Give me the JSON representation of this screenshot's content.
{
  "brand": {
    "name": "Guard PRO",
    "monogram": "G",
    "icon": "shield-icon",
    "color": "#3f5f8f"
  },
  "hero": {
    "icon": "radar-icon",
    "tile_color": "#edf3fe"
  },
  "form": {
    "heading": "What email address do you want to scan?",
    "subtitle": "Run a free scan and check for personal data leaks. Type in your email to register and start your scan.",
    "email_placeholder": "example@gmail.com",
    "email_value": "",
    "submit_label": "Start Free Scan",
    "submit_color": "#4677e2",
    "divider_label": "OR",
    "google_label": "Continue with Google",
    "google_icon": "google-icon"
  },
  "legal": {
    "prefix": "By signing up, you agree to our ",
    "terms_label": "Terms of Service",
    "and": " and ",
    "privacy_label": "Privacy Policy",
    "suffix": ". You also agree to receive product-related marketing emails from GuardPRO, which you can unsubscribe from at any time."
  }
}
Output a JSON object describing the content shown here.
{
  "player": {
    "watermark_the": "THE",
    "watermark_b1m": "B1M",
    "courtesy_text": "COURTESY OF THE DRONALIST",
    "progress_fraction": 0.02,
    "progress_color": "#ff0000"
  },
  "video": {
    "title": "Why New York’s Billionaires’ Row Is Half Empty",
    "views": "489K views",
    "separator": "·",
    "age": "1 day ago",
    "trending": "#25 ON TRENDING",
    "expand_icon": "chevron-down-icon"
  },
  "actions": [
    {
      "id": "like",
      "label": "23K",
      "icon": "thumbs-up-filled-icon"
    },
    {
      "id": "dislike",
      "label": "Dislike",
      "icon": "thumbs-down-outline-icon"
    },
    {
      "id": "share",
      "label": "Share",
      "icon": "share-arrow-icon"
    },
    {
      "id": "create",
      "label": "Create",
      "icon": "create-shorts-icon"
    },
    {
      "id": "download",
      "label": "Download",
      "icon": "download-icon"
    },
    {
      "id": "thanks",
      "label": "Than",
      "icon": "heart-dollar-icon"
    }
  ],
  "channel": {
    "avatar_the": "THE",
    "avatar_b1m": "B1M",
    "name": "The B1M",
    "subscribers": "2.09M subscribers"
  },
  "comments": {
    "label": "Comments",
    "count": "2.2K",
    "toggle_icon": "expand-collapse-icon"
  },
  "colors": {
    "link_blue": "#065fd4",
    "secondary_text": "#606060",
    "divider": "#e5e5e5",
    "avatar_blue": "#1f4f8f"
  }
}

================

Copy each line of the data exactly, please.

Give me the JSON representation of this screenshot's content.
{
  "brand": {
    "name": "Guard PRO",
    "monogram": "G",
    "icon": "shield-icon",
    "color": "#3f5f8f"
  },
  "hero": {
    "icon": "radar-icon",
    "tile_color": "#edf3fe"
  },
  "form": {
    "heading": "What email address do you want to scan?",
    "subtitle": "Run a free scan and check for personal data leaks. Type in your email to register and start your scan.",
    "email_placeholder": "example@gmail.com",
    "email_value": "",
    "submit_label": "Start Free Scan",
    "submit_color": "#4677e2",
    "divider_label": "OR",
    "google_label": "Continue with Google",
    "google_icon": "google-icon"
  },
  "legal": {
    "prefix": "By signing up, you agree to our ",
    "terms_label": "Terms of Service",
    "and": " and ",
    "privacy_label": "Privacy Policy",
    "suffix": ". You also agree to receive product-related marketing emails from GuardPRO, which you can unsubscribe from at any time."
  }
}
Output a JSON object describing the content shown here.
{
  "player": {
    "watermark_the": "THE",
    "watermark_b1m": "B1M",
    "courtesy_text": "COURTESY OF THE DRONALIST",
    "progress_fraction": 0.02,
    "progress_color": "#ff0000"
  },
  "video": {
    "title": "Why New York’s Billionaires’ Row Is Half Empty",
    "views": "489K views",
    "separator": "·",
    "age": "1 day ago",
    "trending": "#25 ON TRENDING",
    "expand_icon": "chevron-down-icon"
  },
  "actions": [
    {
      "id": "like",
      "label": "23K",
      "icon": "thumbs-up-filled-icon"
    },
    {
      "id": "dislike",
      "label": "Dislike",
      "icon": "thumbs-down-outline-icon"
    },
    {
      "id": "share",
      "label": "Share",
      "icon": "share-arrow-icon"
    },
    {
      "id": "create",
      "label": "Create",
      "icon": "create-shorts-icon"
    },
    {
      "id": "download",
      "label": "Download",
      "icon": "download-icon"
    },
    {
      "id": "thanks",
      "label": "Than",
      "icon": "heart-dollar-icon"
    }
  ],
  "channel": {
    "avatar_the": "THE",
    "avatar_b1m": "B1M",
    "name": "The B1M",
    "subscribers": "2.09M subscribers"
  },
  "comments": {
    "label": "Comments",
    "count": "2.2K",
    "toggle_icon": "expand-collapse-icon"
  },
  "colors": {
    "link_blue": "#065fd4",
    "secondary_text": "#606060",
    "divider": "#e5e5e5",
    "avatar_blue": "#1f4f8f"
  }
}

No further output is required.